Since 2010, Klaus Kümmerer is Professor of Sustainable Chemistry and Physical Ressources at Leuphana University Lüneburg. He studied Chemistry at the Universities of Würzburg and Tübingen and graduated in the field of environmental analytics. Thereafter he worked as private lecturer at the University of Freiburg. Following a visiting professorship at the Case Western Reserve University, Cleveland, USA, in 2002 he was appointed Professor of Environmental Chemistry and Environmental Hygiene at the University of Freiburg in 2005.
His research focuses on the evaluation of the life cycle and environmental fate of chemicals and pharmaceuticals, as well as the development of strategies and solutions for a more sustainable pharmaceutical and chemical industry.

Guinevere Mathies

University of Konstanz

Guinevere Mathies, Ph.D. studied Physics at Leiden University where she received her doctorate in 2012 while developing high-frequency EPR instruments to investigate high-spin transition-metal sites in biological systems. In 2012 she moved to a postdoc position at the department of chemistry of the Massachusetts Institute of Technology (MIT), where she worked with magic angle spinning (MAS) NMR and dynamic nuclear polarisation (DNP), a promising approach to improve sensitivity in NMR. Her current research as an Emmy Noether group leader at the University of Konstanz concerns itself with MAS-NMR sensitivity with DNP, as well as developing EPR methods to investigate biological systems, for instance the iron sites of transferrin, the main iron transport protein in vertebrates.

Anke Nölscher

Faculty of Biology, Chemistry and Geosciences, University of Bayreuth

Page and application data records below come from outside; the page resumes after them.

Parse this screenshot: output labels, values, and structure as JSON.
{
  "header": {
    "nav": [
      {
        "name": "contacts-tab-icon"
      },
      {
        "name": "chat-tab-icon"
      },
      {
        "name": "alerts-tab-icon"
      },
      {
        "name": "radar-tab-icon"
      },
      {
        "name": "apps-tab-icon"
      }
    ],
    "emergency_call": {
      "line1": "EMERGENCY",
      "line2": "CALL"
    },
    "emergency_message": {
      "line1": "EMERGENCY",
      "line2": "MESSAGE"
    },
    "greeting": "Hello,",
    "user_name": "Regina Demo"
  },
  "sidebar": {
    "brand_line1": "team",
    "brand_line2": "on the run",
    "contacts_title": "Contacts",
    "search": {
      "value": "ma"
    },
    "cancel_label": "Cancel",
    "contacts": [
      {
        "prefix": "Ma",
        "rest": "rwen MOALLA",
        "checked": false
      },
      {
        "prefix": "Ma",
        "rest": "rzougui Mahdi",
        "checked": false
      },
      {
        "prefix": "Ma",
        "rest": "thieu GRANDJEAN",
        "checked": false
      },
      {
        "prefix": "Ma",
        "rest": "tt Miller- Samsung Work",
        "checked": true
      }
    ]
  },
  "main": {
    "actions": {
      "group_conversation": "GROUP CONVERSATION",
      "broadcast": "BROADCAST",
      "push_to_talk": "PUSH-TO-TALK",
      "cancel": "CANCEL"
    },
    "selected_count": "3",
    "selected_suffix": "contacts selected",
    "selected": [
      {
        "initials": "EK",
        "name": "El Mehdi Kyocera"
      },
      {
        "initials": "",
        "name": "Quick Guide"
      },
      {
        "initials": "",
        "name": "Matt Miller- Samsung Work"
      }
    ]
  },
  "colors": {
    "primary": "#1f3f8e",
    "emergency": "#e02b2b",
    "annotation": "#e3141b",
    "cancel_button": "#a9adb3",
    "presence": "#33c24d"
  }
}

Anke C. Nölscher is Assistant Professor of Atmospheric Chemistry at the Faculty of Biology, Chemistry and Geosciences at the University of Bayreuth, since 2019. She studied Meteorology at the Johannes Gutenberg-University Mainz (JGU) and received her PhD in Atmospheric Chemistry at the Max Planck Graduate Center (MPGC) in 2012. After her post-doctoral research at the Max Planck Institute of Chemistry (MPIC) and the California Institute of Technology (Caltech) she became Project coordinator for Technical Infrastructure at the German Meteorological Service (DWD) until 2019.
Anke Nölschers research aims to identify the major exchange processes between earth’s surface and atmosphere and to investigate the impact of weather, climate and the environment thereon.

Petra Schwille

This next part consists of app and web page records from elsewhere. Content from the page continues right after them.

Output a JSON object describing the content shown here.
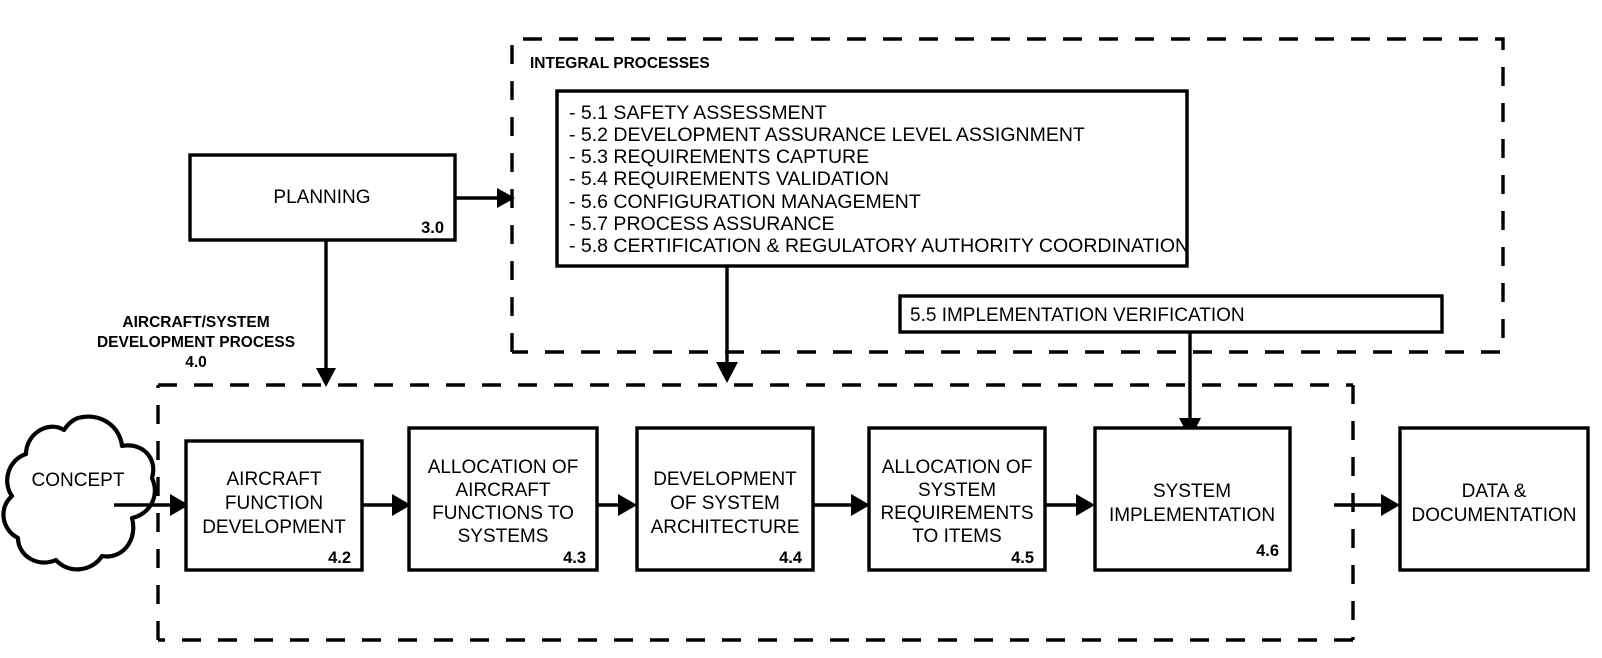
{
  "diagram": {
    "integral_processes": {
      "region_label": "INTEGRAL PROCESSES",
      "items": [
        "- 5.1 SAFETY ASSESSMENT",
        "- 5.2 DEVELOPMENT ASSURANCE LEVEL ASSIGNMENT",
        "- 5.3 REQUIREMENTS CAPTURE",
        "- 5.4 REQUIREMENTS VALIDATION",
        "- 5.6 CONFIGURATION MANAGEMENT",
        "- 5.7 PROCESS ASSURANCE",
        "- 5.8 CERTIFICATION & REGULATORY AUTHORITY COORDINATION"
      ],
      "implementation_verification": "5.5 IMPLEMENTATION VERIFICATION"
    },
    "planning": {
      "label": "PLANNING",
      "number": "3.0"
    },
    "development_region": {
      "label_line1": "AIRCRAFT/SYSTEM",
      "label_line2": "DEVELOPMENT PROCESS",
      "number": "4.0"
    },
    "concept": {
      "label": "CONCEPT"
    },
    "process_steps": [
      {
        "lines": [
          "AIRCRAFT",
          "FUNCTION",
          "DEVELOPMENT"
        ],
        "number": "4.2"
      },
      {
        "lines": [
          "ALLOCATION OF",
          "AIRCRAFT",
          "FUNCTIONS TO",
          "SYSTEMS"
        ],
        "number": "4.3"
      },
      {
        "lines": [
          "DEVELOPMENT",
          "OF SYSTEM",
          "ARCHITECTURE"
        ],
        "number": "4.4"
      },
      {
        "lines": [
          "ALLOCATION OF",
          "SYSTEM",
          "REQUIREMENTS",
          "TO ITEMS"
        ],
        "number": "4.5"
      },
      {
        "lines": [
          "SYSTEM",
          "IMPLEMENTATION"
        ],
        "number": "4.6"
      }
    ],
    "output": {
      "lines": [
        "DATA &",
        "DOCUMENTATION"
      ],
      "number": ""
    },
    "colors": {
      "stroke": "#000000",
      "fill": "#ffffff"
    }
  }
}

Max-Planck-Insitute for Biochemistry, Martinsried

Professor Schwille studied physics and philosophy in Stuttgart and Göttingen. She worked on her Ph.D. at the Max Planck Institute for Biophysical Chemistry (MPI-bpc) Göttingen in the Lab of nobel laureate Manfred Eigen and finished her dissertation on fluorescence correlation spectroscopy in 1993 at TU Braunschweig. Thereafter, she worked as a postdoc at the MPI-bpc (1996–1997) and at Cornell University, Ithaca, New York (1997–1999), followed by a junior group leader position at the MPI-bpc (1999–2002). In 2002 she was appointed as full professor for biophysics at TU Dresden, where she stayed until 2012. Since 2011 she is director of the MPI for Biochemistry in Martinsried. In her research, she investigates minimal cell models to shed light on the origin of life on earth.

Jonas Warneke

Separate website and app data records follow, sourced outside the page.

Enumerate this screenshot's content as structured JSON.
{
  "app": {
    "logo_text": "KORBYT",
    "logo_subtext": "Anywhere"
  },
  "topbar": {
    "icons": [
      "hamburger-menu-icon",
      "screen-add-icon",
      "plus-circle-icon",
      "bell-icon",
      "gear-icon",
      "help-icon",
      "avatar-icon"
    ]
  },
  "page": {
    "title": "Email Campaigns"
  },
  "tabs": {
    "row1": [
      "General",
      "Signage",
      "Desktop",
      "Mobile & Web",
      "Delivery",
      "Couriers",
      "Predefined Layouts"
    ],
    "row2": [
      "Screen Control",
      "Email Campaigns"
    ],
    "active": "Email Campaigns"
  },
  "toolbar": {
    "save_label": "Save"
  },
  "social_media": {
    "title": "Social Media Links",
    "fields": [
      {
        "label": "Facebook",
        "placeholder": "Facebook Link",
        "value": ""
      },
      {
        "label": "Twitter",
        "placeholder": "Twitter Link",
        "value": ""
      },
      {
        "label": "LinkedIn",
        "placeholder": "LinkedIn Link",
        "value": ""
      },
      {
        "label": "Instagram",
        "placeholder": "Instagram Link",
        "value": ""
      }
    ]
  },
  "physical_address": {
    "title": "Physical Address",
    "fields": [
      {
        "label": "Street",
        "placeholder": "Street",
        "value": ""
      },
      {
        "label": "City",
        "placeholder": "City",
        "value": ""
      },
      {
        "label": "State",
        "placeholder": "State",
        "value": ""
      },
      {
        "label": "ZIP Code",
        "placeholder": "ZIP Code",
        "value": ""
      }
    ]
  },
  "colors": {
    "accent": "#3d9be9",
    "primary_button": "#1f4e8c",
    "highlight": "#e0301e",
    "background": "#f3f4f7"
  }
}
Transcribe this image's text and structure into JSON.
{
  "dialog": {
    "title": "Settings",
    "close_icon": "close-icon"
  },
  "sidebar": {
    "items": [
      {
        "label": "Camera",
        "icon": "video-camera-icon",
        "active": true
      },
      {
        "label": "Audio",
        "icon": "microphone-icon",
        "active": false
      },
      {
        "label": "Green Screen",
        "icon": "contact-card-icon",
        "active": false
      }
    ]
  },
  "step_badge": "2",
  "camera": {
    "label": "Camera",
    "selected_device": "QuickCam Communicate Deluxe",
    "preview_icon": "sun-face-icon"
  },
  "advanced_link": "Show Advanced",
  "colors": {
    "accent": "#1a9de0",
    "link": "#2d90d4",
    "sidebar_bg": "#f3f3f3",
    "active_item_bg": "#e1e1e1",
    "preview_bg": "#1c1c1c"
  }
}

University of Leipzig

Jonas Warneke is a “Freigeist” Junior Research Group Leader at Leipzig University, since 2020. He studied Chemistry and Material Science from 2006 to 2011 and graduated with a PhD degree in Physical Chemistry in 2015 from the University of Bremen. In 2016 he moved to the United States and worked as a Feodor Lynen Fellow for two years at the Pacific Northwest National Laboratory (PNNL) and one year at Purdue University with Julia Laskin on “ion softlanding”. His research focuses on the characterization of highly reactive ions and their deposition on surfaces for the generation of functional molecules and thin layer materials.